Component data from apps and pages
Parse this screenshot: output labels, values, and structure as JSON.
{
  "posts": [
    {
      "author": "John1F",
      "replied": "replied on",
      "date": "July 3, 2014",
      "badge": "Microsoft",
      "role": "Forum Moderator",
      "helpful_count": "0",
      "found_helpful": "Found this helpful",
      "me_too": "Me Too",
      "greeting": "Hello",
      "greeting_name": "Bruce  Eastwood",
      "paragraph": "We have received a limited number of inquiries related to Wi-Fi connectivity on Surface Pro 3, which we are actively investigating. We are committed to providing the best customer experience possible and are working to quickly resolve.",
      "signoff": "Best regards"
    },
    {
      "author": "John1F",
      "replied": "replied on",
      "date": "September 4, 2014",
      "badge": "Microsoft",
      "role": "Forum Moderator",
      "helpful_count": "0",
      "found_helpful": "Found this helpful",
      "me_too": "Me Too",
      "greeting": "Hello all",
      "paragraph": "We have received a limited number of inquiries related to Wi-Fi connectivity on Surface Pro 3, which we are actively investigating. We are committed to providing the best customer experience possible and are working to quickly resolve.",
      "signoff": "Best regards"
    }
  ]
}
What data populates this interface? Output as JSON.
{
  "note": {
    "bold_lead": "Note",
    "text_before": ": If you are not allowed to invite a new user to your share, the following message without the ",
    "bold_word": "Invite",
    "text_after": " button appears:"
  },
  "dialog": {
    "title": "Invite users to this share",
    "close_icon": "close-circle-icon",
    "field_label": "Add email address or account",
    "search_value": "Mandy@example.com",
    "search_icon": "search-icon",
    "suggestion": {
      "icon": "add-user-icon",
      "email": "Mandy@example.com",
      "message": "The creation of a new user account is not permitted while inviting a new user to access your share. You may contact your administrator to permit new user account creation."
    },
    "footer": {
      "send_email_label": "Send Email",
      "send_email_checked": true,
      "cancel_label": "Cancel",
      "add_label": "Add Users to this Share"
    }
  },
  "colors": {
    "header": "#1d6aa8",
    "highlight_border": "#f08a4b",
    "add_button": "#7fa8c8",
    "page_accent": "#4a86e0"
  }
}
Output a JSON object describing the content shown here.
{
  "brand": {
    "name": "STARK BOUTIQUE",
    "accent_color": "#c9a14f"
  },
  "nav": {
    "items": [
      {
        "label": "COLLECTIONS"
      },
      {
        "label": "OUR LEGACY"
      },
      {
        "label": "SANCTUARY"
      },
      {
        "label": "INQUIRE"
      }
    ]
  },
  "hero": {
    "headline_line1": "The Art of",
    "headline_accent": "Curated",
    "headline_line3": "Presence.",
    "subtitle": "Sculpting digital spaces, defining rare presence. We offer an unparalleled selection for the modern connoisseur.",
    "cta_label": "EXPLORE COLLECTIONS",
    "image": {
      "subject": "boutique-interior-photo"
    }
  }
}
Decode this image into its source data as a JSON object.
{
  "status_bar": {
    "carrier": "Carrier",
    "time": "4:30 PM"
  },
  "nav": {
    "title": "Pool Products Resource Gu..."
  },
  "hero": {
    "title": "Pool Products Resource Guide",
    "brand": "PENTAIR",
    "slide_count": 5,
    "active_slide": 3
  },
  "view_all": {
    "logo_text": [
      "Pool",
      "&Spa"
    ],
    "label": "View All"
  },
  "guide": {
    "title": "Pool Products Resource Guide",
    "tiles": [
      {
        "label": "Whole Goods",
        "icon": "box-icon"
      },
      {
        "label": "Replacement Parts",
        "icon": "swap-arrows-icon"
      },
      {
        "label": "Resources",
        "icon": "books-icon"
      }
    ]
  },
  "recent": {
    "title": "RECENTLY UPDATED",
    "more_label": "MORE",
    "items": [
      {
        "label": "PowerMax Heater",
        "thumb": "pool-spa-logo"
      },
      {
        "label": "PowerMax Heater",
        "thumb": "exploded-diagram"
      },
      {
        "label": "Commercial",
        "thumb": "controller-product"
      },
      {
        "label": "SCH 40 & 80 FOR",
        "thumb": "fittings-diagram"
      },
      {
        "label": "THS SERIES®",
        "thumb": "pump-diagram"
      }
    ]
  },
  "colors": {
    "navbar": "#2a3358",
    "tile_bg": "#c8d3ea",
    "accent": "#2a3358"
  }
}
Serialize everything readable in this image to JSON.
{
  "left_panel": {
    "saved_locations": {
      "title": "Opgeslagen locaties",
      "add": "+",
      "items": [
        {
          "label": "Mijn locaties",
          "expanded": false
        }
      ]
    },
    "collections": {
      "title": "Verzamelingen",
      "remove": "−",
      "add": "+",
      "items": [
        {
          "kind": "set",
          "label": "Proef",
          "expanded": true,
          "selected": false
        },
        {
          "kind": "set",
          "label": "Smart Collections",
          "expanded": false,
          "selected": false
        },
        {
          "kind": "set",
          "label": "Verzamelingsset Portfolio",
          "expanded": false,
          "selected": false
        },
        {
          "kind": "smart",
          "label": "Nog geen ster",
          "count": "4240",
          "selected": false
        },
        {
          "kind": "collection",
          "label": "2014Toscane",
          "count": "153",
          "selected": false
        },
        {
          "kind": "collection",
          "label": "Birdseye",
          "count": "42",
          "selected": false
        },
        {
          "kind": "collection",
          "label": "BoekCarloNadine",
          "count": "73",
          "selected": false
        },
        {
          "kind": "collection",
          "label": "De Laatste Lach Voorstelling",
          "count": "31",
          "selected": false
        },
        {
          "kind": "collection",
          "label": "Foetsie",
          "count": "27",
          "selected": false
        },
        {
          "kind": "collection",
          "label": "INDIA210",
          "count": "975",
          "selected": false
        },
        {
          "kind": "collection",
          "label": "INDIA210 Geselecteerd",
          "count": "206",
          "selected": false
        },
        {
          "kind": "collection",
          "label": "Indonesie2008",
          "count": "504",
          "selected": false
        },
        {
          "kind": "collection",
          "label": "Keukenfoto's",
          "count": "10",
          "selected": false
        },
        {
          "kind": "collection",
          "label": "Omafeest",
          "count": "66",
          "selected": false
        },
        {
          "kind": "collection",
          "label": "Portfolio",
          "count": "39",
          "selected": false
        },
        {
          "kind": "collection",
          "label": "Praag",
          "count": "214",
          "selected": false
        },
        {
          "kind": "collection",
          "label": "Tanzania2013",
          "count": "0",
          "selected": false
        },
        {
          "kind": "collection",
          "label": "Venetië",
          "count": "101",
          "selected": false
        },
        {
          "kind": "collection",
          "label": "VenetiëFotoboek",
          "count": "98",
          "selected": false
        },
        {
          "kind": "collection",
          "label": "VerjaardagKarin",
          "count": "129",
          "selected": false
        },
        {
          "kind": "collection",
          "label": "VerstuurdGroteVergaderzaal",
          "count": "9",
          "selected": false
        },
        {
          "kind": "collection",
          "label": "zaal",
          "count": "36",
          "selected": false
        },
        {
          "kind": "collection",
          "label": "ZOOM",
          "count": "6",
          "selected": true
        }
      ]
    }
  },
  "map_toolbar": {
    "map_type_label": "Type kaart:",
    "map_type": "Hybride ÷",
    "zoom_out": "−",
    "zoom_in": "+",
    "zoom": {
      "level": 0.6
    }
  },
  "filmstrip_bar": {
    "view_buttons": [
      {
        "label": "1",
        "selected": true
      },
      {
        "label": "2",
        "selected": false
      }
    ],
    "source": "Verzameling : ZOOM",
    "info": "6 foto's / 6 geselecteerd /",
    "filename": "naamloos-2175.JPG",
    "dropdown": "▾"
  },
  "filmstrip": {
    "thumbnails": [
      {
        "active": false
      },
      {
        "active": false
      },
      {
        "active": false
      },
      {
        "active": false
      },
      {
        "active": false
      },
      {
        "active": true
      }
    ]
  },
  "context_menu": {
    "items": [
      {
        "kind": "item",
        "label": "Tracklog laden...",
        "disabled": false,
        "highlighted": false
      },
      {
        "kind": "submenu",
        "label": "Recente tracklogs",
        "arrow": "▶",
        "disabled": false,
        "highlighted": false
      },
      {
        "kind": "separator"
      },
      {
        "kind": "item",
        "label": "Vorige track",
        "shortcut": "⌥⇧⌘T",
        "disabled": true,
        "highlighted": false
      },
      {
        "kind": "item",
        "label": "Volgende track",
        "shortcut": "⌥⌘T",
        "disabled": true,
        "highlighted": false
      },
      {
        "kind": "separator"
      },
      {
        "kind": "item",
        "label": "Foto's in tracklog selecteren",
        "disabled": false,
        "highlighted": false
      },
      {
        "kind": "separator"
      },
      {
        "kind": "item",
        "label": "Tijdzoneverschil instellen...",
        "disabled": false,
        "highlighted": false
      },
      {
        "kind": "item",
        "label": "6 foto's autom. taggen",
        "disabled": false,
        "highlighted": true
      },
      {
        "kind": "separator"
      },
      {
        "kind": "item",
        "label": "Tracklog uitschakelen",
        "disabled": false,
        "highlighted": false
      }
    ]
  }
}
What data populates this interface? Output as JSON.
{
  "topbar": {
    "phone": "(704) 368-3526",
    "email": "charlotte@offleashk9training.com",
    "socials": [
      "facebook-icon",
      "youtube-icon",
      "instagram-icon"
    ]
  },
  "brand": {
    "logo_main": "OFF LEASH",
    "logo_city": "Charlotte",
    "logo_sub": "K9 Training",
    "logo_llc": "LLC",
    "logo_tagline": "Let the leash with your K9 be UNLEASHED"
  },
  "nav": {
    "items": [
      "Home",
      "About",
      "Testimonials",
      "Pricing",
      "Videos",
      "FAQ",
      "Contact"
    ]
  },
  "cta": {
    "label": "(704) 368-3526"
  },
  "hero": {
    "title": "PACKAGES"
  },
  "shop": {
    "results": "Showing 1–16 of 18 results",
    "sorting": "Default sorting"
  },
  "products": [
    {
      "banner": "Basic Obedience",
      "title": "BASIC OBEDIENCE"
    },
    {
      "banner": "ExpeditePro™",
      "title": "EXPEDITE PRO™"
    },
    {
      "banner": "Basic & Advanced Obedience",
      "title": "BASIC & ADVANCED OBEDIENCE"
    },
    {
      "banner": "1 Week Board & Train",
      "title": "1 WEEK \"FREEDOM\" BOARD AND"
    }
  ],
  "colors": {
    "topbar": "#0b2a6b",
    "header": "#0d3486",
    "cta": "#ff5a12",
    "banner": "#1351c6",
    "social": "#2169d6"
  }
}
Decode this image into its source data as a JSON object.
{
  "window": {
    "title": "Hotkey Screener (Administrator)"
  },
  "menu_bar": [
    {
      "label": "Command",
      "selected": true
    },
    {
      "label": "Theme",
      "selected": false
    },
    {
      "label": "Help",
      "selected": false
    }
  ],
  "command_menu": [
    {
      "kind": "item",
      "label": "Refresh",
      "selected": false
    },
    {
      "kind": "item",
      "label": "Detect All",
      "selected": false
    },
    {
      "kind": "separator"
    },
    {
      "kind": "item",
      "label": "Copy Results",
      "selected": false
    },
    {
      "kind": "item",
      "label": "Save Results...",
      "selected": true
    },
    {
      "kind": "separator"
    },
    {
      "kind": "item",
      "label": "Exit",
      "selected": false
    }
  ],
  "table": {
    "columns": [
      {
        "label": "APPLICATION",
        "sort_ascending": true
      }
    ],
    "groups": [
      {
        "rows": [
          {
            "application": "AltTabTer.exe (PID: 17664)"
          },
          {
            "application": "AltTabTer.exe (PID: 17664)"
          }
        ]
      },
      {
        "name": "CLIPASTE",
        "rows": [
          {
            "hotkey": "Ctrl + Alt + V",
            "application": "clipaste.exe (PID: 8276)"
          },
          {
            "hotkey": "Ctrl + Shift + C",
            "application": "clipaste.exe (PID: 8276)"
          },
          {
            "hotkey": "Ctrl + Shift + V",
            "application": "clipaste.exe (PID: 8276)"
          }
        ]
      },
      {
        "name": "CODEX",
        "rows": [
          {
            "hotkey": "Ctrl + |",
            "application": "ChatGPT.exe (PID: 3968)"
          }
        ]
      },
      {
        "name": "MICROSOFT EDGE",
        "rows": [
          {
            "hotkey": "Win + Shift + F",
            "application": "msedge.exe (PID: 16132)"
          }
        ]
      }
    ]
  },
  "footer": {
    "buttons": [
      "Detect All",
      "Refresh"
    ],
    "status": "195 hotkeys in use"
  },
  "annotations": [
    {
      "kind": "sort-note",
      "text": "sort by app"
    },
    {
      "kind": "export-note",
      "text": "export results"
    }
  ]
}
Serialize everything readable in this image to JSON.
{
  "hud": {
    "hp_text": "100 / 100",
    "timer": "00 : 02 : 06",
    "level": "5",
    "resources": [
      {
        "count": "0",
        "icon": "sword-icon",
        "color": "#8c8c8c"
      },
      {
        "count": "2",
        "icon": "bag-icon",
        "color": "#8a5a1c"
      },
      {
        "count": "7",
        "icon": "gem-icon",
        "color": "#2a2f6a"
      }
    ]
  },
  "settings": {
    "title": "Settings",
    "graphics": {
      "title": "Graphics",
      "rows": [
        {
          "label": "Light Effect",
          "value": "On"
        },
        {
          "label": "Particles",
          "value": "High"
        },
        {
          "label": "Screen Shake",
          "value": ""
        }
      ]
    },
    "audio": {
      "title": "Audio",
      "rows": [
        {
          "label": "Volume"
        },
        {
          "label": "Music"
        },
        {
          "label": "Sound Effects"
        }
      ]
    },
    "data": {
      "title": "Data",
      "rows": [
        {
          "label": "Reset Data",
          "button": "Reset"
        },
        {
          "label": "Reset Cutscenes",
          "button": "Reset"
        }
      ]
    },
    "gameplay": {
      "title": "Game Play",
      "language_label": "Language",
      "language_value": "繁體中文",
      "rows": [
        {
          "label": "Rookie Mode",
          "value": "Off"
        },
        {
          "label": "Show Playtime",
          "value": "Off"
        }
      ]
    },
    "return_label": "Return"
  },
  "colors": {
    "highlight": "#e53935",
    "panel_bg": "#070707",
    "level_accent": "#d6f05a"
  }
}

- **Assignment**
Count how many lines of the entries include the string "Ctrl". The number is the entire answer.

- **Answer to this task**
4